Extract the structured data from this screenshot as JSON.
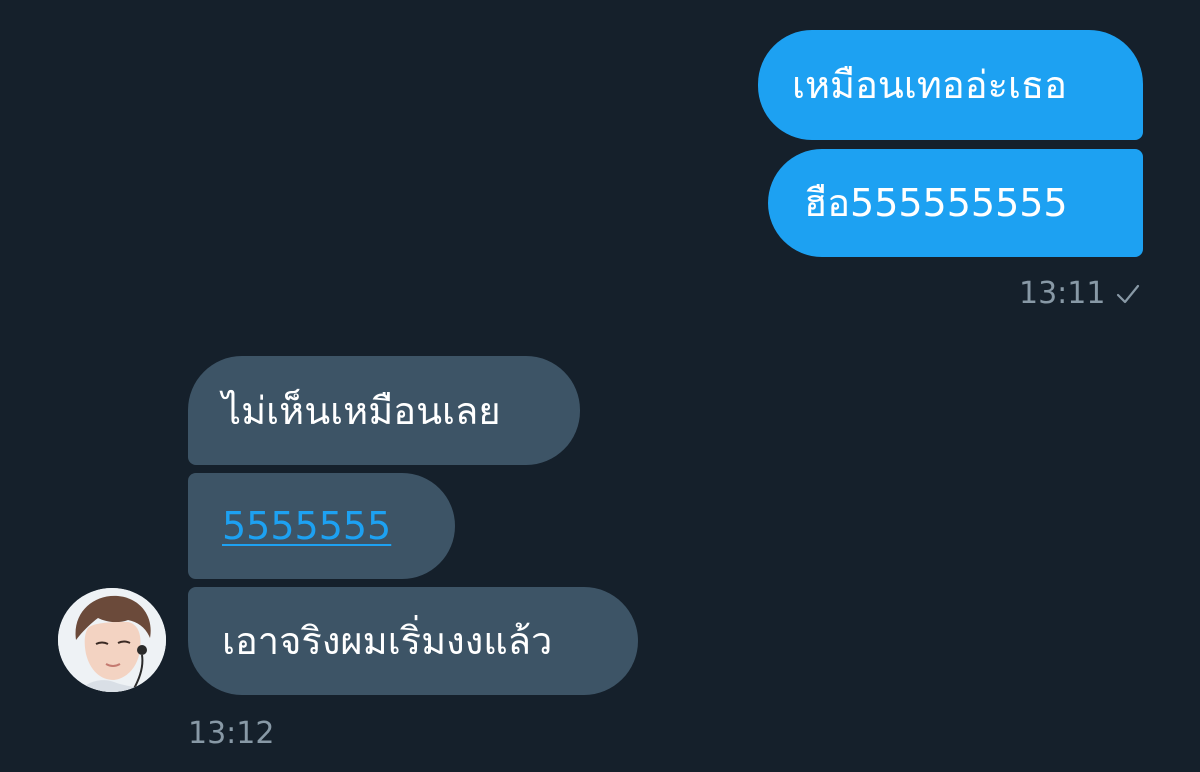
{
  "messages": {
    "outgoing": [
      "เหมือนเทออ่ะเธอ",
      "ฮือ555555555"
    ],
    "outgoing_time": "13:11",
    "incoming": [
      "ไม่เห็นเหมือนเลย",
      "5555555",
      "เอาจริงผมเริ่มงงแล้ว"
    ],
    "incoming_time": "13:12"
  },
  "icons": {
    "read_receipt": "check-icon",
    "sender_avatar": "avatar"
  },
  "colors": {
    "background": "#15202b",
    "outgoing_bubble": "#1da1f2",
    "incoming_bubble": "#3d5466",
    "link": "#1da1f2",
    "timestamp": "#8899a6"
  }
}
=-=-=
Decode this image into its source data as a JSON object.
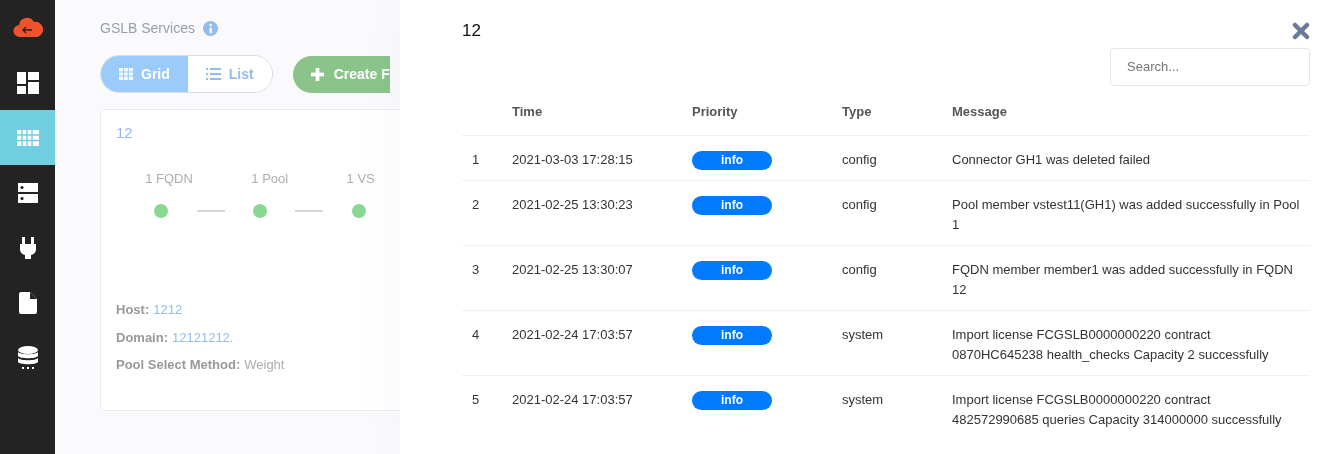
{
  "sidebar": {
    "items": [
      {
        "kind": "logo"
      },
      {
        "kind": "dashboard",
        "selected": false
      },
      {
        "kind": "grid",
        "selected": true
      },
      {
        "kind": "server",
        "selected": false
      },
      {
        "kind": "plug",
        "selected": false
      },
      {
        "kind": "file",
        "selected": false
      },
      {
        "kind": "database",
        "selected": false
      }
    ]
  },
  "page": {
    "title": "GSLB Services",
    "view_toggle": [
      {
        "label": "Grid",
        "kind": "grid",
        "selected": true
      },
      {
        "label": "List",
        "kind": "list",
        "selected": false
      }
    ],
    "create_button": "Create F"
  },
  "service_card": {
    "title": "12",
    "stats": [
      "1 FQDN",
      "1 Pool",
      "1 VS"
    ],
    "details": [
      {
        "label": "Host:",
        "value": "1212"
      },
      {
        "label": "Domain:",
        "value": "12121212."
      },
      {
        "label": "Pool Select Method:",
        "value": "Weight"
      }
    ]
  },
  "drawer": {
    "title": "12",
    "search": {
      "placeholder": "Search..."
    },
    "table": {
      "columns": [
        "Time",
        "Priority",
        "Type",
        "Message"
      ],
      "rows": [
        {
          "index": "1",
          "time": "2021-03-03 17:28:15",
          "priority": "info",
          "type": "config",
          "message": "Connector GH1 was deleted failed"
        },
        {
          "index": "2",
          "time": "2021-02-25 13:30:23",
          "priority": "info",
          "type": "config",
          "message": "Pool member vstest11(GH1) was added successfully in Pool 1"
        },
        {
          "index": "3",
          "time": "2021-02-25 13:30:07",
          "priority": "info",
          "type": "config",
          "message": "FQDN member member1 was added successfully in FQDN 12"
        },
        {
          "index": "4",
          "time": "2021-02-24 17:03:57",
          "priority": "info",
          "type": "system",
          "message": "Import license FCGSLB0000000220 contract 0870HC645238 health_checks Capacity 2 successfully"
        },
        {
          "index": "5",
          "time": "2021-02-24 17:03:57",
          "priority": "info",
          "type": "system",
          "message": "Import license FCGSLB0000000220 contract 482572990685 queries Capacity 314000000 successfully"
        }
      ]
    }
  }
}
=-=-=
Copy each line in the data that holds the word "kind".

__Answer space__
        "kind": "logo"
        "kind": "dashboard",
        "kind": "grid",
        "kind": "server",
        "kind": "plug",
        "kind": "file",
        "kind": "database",
        "kind": "grid",
        "kind": "list",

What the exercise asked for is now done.